Task requirements. Each line in the records below that has the word "print" should be copied.

Data in this exercise.
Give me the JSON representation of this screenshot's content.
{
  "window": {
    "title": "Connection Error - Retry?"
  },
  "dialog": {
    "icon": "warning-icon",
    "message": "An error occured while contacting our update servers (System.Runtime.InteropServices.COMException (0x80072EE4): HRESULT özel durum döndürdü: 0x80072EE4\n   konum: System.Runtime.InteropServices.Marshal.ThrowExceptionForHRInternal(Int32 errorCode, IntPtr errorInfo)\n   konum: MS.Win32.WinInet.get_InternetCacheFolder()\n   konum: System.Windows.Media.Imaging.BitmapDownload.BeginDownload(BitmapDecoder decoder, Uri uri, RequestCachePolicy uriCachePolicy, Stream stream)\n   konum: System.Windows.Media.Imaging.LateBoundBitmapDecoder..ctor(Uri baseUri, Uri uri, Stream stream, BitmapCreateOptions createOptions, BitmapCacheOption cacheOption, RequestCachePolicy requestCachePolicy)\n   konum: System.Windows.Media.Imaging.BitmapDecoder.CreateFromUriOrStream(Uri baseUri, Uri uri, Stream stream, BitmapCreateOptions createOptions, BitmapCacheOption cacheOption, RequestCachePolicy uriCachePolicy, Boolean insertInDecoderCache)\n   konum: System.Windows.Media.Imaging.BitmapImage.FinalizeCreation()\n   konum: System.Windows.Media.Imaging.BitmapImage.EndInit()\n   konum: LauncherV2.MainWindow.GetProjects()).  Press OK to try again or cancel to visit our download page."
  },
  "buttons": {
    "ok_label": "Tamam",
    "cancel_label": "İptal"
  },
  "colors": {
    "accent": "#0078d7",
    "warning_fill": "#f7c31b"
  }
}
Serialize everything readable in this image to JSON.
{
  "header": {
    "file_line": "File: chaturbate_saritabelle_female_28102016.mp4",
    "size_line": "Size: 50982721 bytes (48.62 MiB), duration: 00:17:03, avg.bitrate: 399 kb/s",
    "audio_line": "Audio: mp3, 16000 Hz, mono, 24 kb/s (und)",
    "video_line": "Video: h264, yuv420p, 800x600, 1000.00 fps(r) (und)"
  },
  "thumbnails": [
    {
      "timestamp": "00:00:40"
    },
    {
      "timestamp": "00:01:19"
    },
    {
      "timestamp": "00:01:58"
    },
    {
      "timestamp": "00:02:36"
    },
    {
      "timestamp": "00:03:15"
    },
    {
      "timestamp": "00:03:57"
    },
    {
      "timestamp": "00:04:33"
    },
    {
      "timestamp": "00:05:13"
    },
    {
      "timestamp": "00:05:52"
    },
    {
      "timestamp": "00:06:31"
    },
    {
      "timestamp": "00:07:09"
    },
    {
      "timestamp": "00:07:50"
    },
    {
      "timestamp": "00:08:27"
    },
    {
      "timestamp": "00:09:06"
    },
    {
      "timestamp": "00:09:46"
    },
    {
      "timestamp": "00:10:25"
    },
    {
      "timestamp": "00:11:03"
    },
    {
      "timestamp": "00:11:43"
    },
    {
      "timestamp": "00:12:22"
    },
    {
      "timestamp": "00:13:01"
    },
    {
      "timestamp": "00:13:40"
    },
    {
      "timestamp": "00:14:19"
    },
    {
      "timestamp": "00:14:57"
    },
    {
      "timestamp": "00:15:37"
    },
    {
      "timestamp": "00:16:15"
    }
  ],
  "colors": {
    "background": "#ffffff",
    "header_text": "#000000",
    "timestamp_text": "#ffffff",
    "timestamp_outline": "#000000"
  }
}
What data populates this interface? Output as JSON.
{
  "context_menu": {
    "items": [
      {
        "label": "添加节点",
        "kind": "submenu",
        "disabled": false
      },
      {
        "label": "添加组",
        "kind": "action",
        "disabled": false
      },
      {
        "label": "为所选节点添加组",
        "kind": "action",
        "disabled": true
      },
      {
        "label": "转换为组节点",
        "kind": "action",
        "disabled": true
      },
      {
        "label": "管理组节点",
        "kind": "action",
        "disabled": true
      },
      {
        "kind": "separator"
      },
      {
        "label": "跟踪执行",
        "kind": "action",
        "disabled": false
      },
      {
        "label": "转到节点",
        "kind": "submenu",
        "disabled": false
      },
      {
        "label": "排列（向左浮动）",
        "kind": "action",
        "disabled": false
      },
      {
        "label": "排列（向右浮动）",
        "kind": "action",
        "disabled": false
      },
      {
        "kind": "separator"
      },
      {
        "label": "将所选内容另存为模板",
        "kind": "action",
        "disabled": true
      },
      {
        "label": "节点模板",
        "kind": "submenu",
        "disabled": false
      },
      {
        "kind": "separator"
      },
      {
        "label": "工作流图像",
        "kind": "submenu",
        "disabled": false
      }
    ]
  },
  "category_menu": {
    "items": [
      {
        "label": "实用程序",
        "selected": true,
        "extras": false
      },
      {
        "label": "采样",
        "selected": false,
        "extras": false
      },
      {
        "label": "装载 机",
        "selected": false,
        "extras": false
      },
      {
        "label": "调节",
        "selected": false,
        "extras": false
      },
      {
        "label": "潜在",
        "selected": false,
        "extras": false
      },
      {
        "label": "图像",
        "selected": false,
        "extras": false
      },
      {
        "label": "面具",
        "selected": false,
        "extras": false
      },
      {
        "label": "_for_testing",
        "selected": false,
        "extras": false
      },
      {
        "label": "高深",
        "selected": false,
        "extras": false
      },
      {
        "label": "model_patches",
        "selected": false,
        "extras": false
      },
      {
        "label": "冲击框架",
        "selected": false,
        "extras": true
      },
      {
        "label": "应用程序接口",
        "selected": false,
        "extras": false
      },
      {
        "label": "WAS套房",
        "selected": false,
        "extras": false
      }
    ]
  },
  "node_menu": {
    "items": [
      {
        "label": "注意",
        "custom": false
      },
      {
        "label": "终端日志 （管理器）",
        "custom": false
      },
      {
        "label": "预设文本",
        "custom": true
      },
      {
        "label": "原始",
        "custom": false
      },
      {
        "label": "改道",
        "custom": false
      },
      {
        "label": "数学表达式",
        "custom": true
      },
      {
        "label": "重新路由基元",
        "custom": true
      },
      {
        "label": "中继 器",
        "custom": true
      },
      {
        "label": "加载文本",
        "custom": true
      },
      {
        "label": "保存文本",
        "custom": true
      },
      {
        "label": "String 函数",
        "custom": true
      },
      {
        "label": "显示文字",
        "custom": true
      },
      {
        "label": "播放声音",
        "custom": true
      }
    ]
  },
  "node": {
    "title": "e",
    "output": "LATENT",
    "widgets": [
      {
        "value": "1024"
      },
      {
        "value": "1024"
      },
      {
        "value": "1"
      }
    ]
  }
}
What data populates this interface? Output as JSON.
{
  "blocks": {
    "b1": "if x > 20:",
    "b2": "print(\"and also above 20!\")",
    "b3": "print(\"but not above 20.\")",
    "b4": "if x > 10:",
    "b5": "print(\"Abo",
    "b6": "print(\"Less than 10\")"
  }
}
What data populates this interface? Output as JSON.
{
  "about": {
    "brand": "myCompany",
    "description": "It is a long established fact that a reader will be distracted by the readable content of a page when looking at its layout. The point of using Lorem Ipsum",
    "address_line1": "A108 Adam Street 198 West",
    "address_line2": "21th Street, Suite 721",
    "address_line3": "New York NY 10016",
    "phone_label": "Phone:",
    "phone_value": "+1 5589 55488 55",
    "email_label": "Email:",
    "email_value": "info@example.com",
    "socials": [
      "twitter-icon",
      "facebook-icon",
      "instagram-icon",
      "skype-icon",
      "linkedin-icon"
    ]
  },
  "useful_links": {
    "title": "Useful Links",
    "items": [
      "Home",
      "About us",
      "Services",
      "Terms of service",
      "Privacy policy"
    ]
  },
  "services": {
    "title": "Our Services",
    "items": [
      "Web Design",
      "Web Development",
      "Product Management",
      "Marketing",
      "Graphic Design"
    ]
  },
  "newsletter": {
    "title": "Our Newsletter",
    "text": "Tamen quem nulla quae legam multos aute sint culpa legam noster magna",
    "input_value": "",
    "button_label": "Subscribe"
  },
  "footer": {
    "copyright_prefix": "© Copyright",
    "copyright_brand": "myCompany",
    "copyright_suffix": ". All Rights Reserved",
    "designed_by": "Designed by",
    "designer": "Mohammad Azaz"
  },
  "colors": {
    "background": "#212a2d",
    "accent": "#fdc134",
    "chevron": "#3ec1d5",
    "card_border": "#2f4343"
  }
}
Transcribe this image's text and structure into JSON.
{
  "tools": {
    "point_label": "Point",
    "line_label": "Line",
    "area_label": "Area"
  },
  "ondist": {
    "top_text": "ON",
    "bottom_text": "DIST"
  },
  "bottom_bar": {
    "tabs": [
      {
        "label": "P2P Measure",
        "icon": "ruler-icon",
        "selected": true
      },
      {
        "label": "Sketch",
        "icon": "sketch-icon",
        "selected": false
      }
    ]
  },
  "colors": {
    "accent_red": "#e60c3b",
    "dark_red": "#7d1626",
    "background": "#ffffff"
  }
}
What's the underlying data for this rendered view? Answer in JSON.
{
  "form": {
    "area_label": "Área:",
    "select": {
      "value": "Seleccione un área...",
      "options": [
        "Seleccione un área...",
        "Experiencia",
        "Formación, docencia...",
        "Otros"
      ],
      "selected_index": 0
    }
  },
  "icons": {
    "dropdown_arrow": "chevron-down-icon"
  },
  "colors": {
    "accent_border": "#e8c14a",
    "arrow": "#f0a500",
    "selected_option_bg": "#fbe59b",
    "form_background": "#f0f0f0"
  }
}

Exercise output.
    "b2": "print(\"and also above 20!\")",
    "b3": "print(\"but not above 20.\")",
    "b5": "print(\"Abo",
    "b6": "print(\"Less than 10\")"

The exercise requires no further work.